People who feel like they don’t click with mainstream culture will often signal their non-conformity with different clothes, facial hair, accessories, tattoos etc. However, in doing so, many fall into the “hipster effect” — the tendency of non-conformists to converge in their behavior and appearance, thereby ending up looking the same. Basically, the non-conformists have become conformists in their own bubble.
A new study investigated these patterns of behaviors revealing that hipsters undergo a phase transmission whereby, given enough time and a large enough group of people, members become synchronized with each other in their opposition of the mainstream.
We agree to oppose
The new study was authored by Jonathan Touboul, a mathematician at Brandeis University in Massachusetts, whose work focuses on how social information spreads through society and influences its behavior. Touboul designed a model where two types of agents — mainstreams and anti-conformists — interact in the presence of delays in the transmission of information (social cues). This delay is important because people do not react instantly to new social information, whether it is a new pair of sneakers, man buns, or an Instagram filter.
Touboul’s model generated some interesting behaviors. Initially, the population of non-conformists acts randomly only to undergo a phase transition as they become exposed to social information. In time, the population of hipsters transitions into a synchronized state, and this was true for a variety of parameters.
Intriguingly, when the hipster-conformist populations are split 50-50, both populations tend to switch randomly between different trends. Touboul isn’t sure why this happens and would like to investigate this pattern in a new study. But perhaps this erratic behavior isn’t surprising seeing how it’s not clear in this situation which population follows the mainstream.
One might argue that Touboul’s model is overly simplified, offering binary choices in various scenarios. For instance, if most men have shaved their beard, then non-conformists will want to do the opposite by growing a beard. If this trend ends up reaching the majority of the population, the model predicts a new synchronization effect whereby hipsters will start shaving. However, the researcher found that the synchronization effect appeared consistently even when the model offered more than two choices.
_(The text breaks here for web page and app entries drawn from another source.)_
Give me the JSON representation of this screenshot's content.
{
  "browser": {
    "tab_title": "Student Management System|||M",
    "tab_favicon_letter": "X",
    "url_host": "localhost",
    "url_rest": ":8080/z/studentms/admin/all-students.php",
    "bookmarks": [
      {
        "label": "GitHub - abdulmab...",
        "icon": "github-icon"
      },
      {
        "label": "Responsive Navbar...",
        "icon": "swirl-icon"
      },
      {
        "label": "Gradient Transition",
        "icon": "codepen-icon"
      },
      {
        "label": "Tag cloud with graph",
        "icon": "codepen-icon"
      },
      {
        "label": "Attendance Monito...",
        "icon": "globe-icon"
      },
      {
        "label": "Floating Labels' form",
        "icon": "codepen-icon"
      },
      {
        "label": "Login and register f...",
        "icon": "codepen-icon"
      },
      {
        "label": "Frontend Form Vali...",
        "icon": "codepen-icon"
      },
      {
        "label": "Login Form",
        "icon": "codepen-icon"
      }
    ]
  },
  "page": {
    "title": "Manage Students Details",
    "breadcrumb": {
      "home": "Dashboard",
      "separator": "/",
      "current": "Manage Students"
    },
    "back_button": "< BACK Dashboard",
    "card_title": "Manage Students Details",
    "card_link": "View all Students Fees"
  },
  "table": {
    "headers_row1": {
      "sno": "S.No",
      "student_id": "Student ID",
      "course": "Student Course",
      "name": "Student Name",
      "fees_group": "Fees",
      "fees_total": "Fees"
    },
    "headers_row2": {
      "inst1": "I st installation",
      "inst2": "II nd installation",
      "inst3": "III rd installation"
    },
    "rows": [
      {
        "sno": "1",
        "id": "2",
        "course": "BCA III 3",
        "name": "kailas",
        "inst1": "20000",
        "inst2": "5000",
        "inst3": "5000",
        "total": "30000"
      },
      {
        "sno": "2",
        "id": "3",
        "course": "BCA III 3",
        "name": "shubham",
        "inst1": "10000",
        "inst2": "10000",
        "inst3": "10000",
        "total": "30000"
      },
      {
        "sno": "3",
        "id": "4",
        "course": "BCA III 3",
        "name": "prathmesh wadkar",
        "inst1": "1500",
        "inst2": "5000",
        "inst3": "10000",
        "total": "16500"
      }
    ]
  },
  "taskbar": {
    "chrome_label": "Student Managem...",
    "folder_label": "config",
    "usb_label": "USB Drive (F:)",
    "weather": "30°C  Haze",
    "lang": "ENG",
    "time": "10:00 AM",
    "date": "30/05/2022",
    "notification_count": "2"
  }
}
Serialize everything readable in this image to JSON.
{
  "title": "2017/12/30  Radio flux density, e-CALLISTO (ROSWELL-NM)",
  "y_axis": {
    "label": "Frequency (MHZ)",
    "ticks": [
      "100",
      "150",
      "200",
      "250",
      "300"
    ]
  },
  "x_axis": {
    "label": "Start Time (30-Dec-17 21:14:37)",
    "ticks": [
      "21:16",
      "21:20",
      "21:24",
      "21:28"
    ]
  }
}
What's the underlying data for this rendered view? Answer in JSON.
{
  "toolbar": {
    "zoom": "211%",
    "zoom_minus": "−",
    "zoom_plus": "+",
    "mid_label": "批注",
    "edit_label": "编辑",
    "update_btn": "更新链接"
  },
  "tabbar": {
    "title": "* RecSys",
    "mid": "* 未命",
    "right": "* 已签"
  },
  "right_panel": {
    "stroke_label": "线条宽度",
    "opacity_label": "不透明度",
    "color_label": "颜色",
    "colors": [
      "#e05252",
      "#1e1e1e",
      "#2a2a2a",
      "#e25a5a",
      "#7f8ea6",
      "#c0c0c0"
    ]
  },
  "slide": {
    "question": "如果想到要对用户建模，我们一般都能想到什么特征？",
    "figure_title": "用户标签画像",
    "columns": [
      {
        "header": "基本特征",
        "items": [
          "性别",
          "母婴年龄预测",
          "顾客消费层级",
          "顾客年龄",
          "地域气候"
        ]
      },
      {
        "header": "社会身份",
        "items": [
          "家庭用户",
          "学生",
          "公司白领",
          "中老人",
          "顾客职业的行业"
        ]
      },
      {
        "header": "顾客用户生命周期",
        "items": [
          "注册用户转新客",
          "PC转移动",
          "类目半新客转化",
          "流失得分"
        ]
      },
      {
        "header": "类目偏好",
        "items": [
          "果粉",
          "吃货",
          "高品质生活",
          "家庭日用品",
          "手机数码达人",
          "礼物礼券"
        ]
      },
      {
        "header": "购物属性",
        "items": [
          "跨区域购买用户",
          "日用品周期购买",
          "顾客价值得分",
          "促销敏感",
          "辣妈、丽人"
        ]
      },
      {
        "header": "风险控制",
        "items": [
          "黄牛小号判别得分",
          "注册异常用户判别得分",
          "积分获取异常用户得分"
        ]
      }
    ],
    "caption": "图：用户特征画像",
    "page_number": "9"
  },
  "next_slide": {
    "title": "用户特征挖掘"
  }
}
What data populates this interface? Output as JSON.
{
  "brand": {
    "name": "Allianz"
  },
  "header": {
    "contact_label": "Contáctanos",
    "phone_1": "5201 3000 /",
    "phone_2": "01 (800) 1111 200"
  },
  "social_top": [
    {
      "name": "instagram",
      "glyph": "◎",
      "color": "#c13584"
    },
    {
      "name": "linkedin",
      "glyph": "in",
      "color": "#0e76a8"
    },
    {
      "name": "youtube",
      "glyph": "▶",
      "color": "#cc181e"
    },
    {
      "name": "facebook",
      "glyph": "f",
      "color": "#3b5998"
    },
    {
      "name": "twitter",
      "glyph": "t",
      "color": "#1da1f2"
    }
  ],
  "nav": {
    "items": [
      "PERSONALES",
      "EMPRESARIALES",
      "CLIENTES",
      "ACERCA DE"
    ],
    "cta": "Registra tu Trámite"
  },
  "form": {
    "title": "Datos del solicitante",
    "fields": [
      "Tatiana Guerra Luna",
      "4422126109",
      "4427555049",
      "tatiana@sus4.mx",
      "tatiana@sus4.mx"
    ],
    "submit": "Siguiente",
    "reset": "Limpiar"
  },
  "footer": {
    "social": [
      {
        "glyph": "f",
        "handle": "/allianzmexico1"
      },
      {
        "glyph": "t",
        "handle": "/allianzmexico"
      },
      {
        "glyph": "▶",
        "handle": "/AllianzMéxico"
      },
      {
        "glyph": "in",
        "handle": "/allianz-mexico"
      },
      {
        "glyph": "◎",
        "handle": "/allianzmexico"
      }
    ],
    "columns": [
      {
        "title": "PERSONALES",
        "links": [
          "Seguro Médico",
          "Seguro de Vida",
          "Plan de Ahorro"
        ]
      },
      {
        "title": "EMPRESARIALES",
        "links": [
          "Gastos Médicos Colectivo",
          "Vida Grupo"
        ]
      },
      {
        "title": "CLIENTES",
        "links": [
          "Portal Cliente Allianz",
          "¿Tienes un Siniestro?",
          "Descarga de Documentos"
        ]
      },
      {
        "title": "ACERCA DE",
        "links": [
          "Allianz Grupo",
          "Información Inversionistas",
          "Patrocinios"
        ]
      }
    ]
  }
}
“We show that when hipsters are too slow in detecting the trends, they will consistently make the same choice, and realizing this too late, they will switch, all together to another state where they remain alike. Similar synchronizations arise when the impact of mainstreams on hipsters choices (and reciprocally) dominate the impact of other hipsters choices, and we show that these may emerge only when the randomness in the hipsters decisions is sufficiently large,” Touboul wrote in his study.
While hipsters are often the object of ridicule, the study’s ironic conclusions might actually have practical utility. The same model could be applied to wider human behaviors, such financial market speculators who bet against the majority to make a profit, or for understanding the synchronization of nerve cells.
Perhaps the most important takeaway from this study is that virtually all humans are conformists — one way or the other. We’re all exposed to both information cues that relay social messages and normative messages that call for compliance. Not all of us might be part of a broader religious or socio-economic group, but almost everyone is part of some in-group dynamic where our behavior, appearance, and convictions become synchronized. At the end of the day, humans are social creatures and conformity may be what makes us human — sane humans, at the very least.